Pier 43, the 11th album from Chicago blues legend, Paul Filipowicz, is a triumphant summary of Filipowicz’s career to date, brandishing his tell-tale rugged vocals and delivering each guitar solo with soul-filled conviction. Throughout the record’s 53 minutes, the blues veteran traverses through an expansive repertoire of playing and song-writing styles, ranging from classic shuffles like “Angel Face," gritty, atmospheric instrumental tracks like “Pier 43,” to the deconstructed, seven-minute outro, “Use My Imagination.” Each song is a testament to Filipowicz’s musical prowess and familiarity, calling upon beloved musical notions from the classics and blending them seamlessly with forward-thinking and innovative execution.

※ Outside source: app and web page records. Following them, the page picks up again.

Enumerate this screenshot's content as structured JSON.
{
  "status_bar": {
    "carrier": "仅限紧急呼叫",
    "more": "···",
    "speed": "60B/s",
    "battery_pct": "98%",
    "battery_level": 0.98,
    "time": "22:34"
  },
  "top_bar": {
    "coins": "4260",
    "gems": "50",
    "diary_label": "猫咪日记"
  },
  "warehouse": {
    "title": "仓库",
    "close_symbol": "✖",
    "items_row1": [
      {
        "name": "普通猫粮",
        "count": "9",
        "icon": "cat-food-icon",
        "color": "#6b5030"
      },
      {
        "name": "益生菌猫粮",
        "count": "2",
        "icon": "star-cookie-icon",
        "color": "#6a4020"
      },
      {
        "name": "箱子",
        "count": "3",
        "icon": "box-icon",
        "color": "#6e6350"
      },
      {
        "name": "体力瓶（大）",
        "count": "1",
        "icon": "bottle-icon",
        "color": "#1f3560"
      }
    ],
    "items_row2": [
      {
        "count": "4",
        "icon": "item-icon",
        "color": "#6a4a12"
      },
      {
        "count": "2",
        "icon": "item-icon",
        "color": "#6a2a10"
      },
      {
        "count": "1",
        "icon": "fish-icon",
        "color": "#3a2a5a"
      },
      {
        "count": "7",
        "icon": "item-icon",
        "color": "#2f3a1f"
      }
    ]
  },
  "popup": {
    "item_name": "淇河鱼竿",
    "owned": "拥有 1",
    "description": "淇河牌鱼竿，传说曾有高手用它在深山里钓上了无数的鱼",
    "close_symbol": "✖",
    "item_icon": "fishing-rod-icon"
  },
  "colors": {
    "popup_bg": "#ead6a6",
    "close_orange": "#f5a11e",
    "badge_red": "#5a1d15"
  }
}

The opening track, “Old Time Superstition,” erupts with a roaring slide guitar, quickly accompanied by a march of tom and snare hits. Filipowicz's vocals are weary and weathered through decades of use, each sentence slurring into the next as he speaks. “Old Time Superstition,” details a fit of paranoia, Filipowicz living in fear of the “voodoo moon” beyond his window. The track is bisected by a deft slide guitar solo, emblematic of Filipowicz's instrumental proficiency, before tapering out in one last refrain.

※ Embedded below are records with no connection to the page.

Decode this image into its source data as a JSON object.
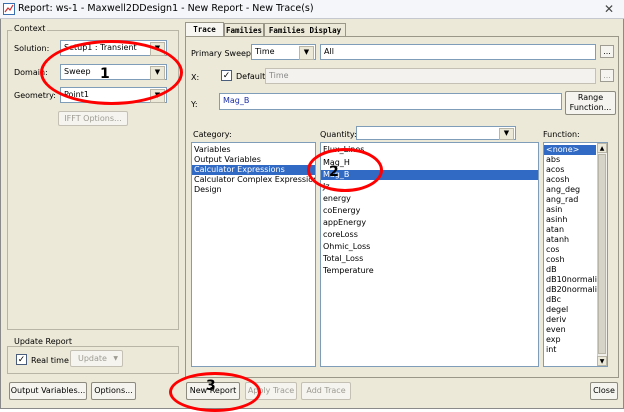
{
  "window": {
    "title": "Report: ws-1 - Maxwell2DDesign1 - New Report - New Trace(s)",
    "close_glyph": "✕"
  },
  "context": {
    "group_label": "Context",
    "solution_label": "Solution:",
    "solution_value": "Setup1 : Transient",
    "domain_label": "Domain:",
    "domain_value": "Sweep",
    "geometry_label": "Geometry:",
    "geometry_value": "Point1",
    "ifft_button": "IFFT Options..."
  },
  "update": {
    "group_label": "Update Report",
    "realtime_label": "Real time",
    "update_button": "Update"
  },
  "tabs": [
    "Trace",
    "Families",
    "Families Display"
  ],
  "trace": {
    "primary_sweep_label": "Primary Sweep:",
    "primary_sweep_value": "Time",
    "all_value": "All",
    "x_label": "X:",
    "default_label": "Default",
    "x_value": "Time",
    "y_label": "Y:",
    "y_value": "Mag_B",
    "range_function_line1": "Range",
    "range_function_line2": "Function..."
  },
  "category": {
    "label": "Category:",
    "items": [
      "Variables",
      "Output Variables",
      "Calculator Expressions",
      "Calculator Complex Expressions",
      "Design"
    ],
    "selected_index": 2
  },
  "quantity": {
    "label": "Quantity:",
    "items": [
      "Flux_Lines",
      "Mag_H",
      "Mag_B",
      "Jz",
      "energy",
      "coEnergy",
      "appEnergy",
      "coreLoss",
      "Ohmic_Loss",
      "Total_Loss",
      "Temperature"
    ],
    "selected_index": 2
  },
  "function": {
    "label": "Function:",
    "items": [
      "<none>",
      "abs",
      "acos",
      "acosh",
      "ang_deg",
      "ang_rad",
      "asin",
      "asinh",
      "atan",
      "atanh",
      "cos",
      "cosh",
      "dB",
      "dB10normalize",
      "dB20normalize",
      "dBc",
      "degel",
      "deriv",
      "even",
      "exp",
      "int"
    ],
    "selected_index": 0
  },
  "bottom": {
    "output_variables_button": "Output Variables...",
    "options_button": "Options...",
    "new_report_button": "New Report",
    "apply_trace_button": "Apply Trace",
    "add_trace_button": "Add Trace",
    "close_button": "Close"
  },
  "annotations": {
    "marker1": "1",
    "marker2": "2",
    "marker3": "3",
    "color": "#ff0000"
  },
  "colors": {
    "selection": "#316ac5",
    "dialog_bg": "#ece9d8"
  }
}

Track six, “Hip Shake,” is Filipowicz's take on a boogie anthem, equipped with heavily amplified guitar riffing, a bouncing bass line, crashing symbols, and an infectious chorus—the blues legend beckoning listeners to “do the hip shake” as a lively instrumental tantalizes the prospect. While Filipowicz’s vocals merely get the job done, his fingerpicked riffs capture the spotlight—the instrument emitting any and every note that the bluesman wishes to summon with undeniable deftness.

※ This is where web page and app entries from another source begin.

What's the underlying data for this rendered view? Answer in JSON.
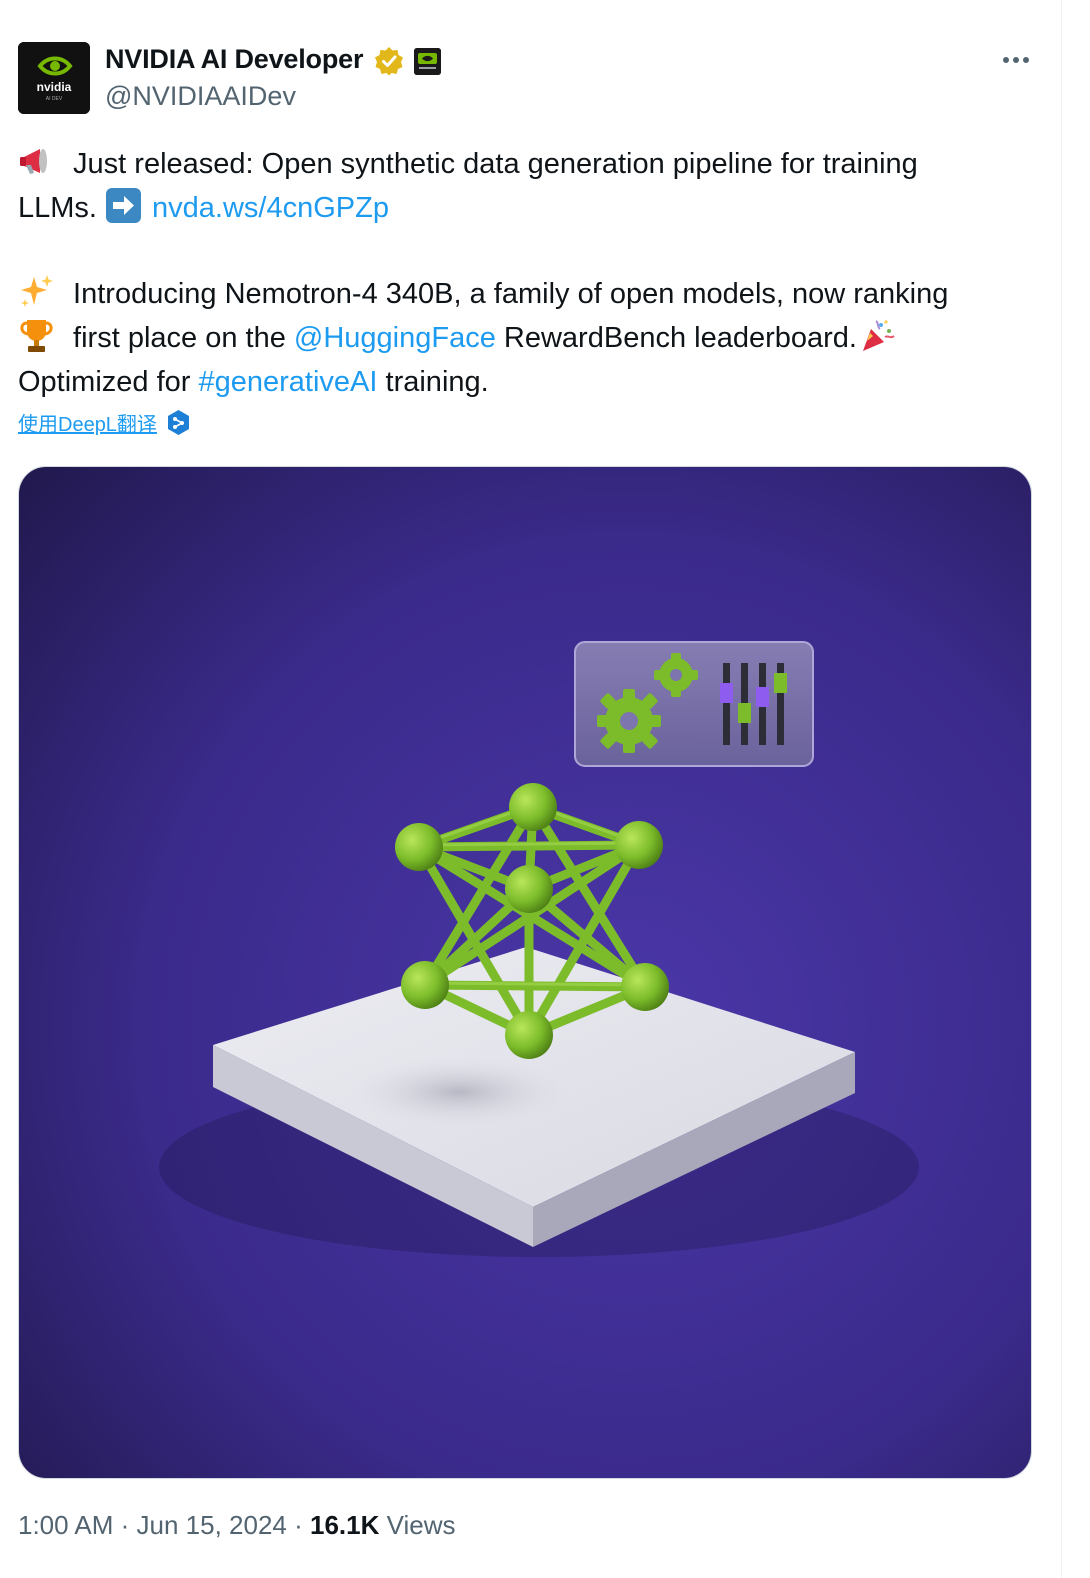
{
  "author": {
    "display_name": "NVIDIA AI Developer",
    "handle": "@NVIDIAAIDev",
    "avatar_text": "nvidia",
    "avatar_subtext": "AI DEV",
    "verified_badge": "gold-check-icon",
    "affiliate_badge": "nvidia-logo-icon"
  },
  "tweet": {
    "line1_text": " Just released: Open synthetic data generation pipeline for training",
    "line2_prefix": "LLMs. ",
    "link": "nvda.ws/4cnGPZp",
    "line3_text": " Introducing Nemotron-4 340B, a family of open models, now ranking",
    "line4_prefix": " first place on the ",
    "mention": "@HuggingFace",
    "line4_suffix": " RewardBench leaderboard.",
    "line5_prefix": "Optimized for ",
    "hashtag": "#generativeAI",
    "line5_suffix": " training.",
    "emojis": [
      "megaphone-icon",
      "right-arrow-icon",
      "sparkles-icon",
      "trophy-icon",
      "party-popper-icon"
    ]
  },
  "translate": {
    "label": "使用DeepL翻译"
  },
  "media": {
    "description_icon": "image-icon"
  },
  "meta": {
    "time": "1:00 AM",
    "sep1": " · ",
    "date": "Jun 15, 2024",
    "sep2": " · ",
    "views_count": "16.1K",
    "views_label": " Views"
  },
  "colors": {
    "link": "#1d9bf0",
    "secondary": "#536471",
    "nvidia_green": "#76b900",
    "media_bg": "#3d2d8c"
  }
}
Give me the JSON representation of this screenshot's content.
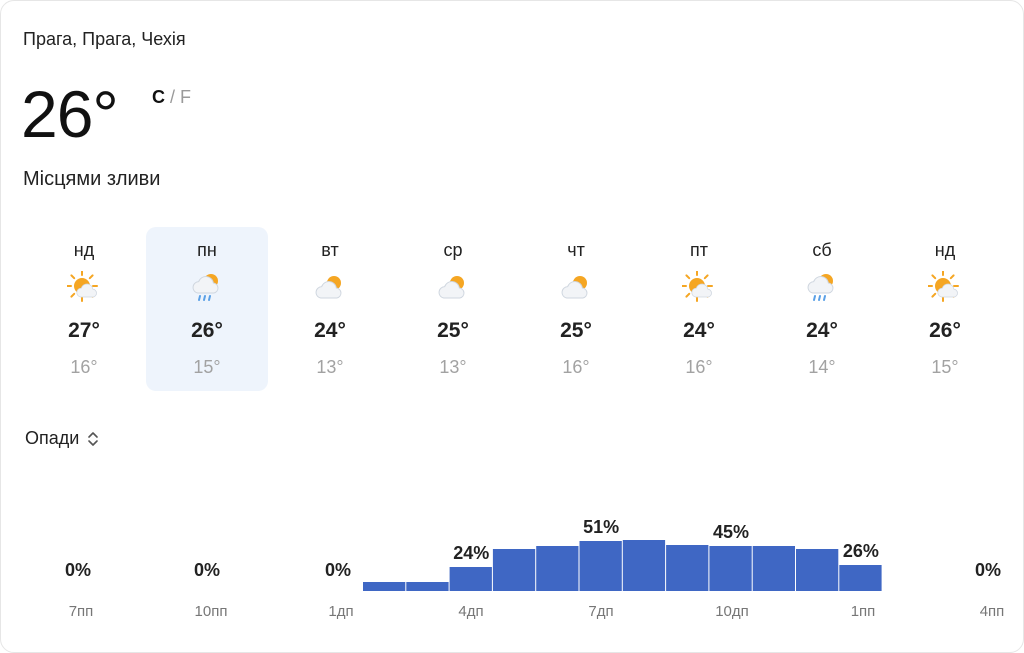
{
  "location": "Прага, Прага, Чехія",
  "current": {
    "temp": "26°",
    "unit_c": "C",
    "unit_sep": "/",
    "unit_f": "F",
    "condition": "Місцями зливи"
  },
  "days": [
    {
      "name": "нд",
      "icon": "sun-cloud-icon",
      "hi": "27°",
      "lo": "16°"
    },
    {
      "name": "пн",
      "icon": "cloud-rain-sun-icon",
      "hi": "26°",
      "lo": "15°"
    },
    {
      "name": "вт",
      "icon": "cloud-sun-icon",
      "hi": "24°",
      "lo": "13°"
    },
    {
      "name": "ср",
      "icon": "cloud-sun-icon",
      "hi": "25°",
      "lo": "13°"
    },
    {
      "name": "чт",
      "icon": "cloud-sun-icon",
      "hi": "25°",
      "lo": "16°"
    },
    {
      "name": "пт",
      "icon": "sun-cloud-icon",
      "hi": "24°",
      "lo": "16°"
    },
    {
      "name": "сб",
      "icon": "cloud-rain-sun-icon",
      "hi": "24°",
      "lo": "14°"
    },
    {
      "name": "нд",
      "icon": "sun-cloud-icon",
      "hi": "26°",
      "lo": "15°"
    }
  ],
  "metric": {
    "label": "Опади"
  },
  "colors": {
    "bar": "#3f67c4",
    "selected_bg": "#eef4fc",
    "sun": "#f5a623"
  },
  "chart_data": {
    "type": "bar",
    "title": "",
    "x_tick_labels": [
      "7пп",
      "10пп",
      "1дп",
      "4дп",
      "7дп",
      "10дп",
      "1пп",
      "4пп"
    ],
    "zero_labels": [
      "0%",
      "0%",
      "0%",
      "0%"
    ],
    "bar_values": [
      9,
      9,
      24,
      42,
      45,
      50,
      51,
      46,
      45,
      45,
      42,
      26
    ],
    "bar_data_labels": [
      {
        "index": 2,
        "text": "24%"
      },
      {
        "index": 5,
        "text": "51%"
      },
      {
        "index": 8,
        "text": "45%"
      },
      {
        "index": 11,
        "text": "26%"
      }
    ],
    "ylim": [
      0,
      100
    ]
  }
}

The final track on Pier 43 is the bluesman's most emotional and vulnerable track yet, navigating a tale of loss, heartbreak, and perseverance. Filipowicz’s voice is hoarse with strained recall as subdued brass and mellow electric strings linger just above an instrumental foundation of bass kicks, tom hits, and keys. Throughout the 7-minute runtime of “Use My Imagination,” the morphing instrumental makes way for keyboard and guitar solos, each played with potent emotional conviction. Filipowicz’s refrain is soaked in pain, yet tinged with hope, as he croons, “Got to use my imagination, find a real good reason, to keep on keepin’ on.”
Pier 43 is a personal record that features the ups and downs of a classic bluesman. Those ups and downs can be spotted throughout the tracklist with the occasional unsavory vocal performance or half-boiled concept. Tracks such as “When I Get to Town” or “Humdinger” suffer from those very drawbacks, with moments of undecipherable ramblings and surface-level, redundant writing. “Poor Mans Throne” features some of Filipowicz’s most angry and politically charged lyrics on the record; however, the blues veteran’s singing is indifferent and seemingly unconvinced of the narrative being portrayed.
Despite the sprinkling of mishaps throughout Pier 43, Filipowicz continues to cement himself throughout the record as a truly remarkable and timeless guitarist. It is impossible to doubt the bluesman's capabilities on his instrument; every effortlessly executed riff reminds the listener why Filipowicz is, and will always be, an integral figure in Chicago blues.
Best Song: Use My Imagination
Writer: Brett Brose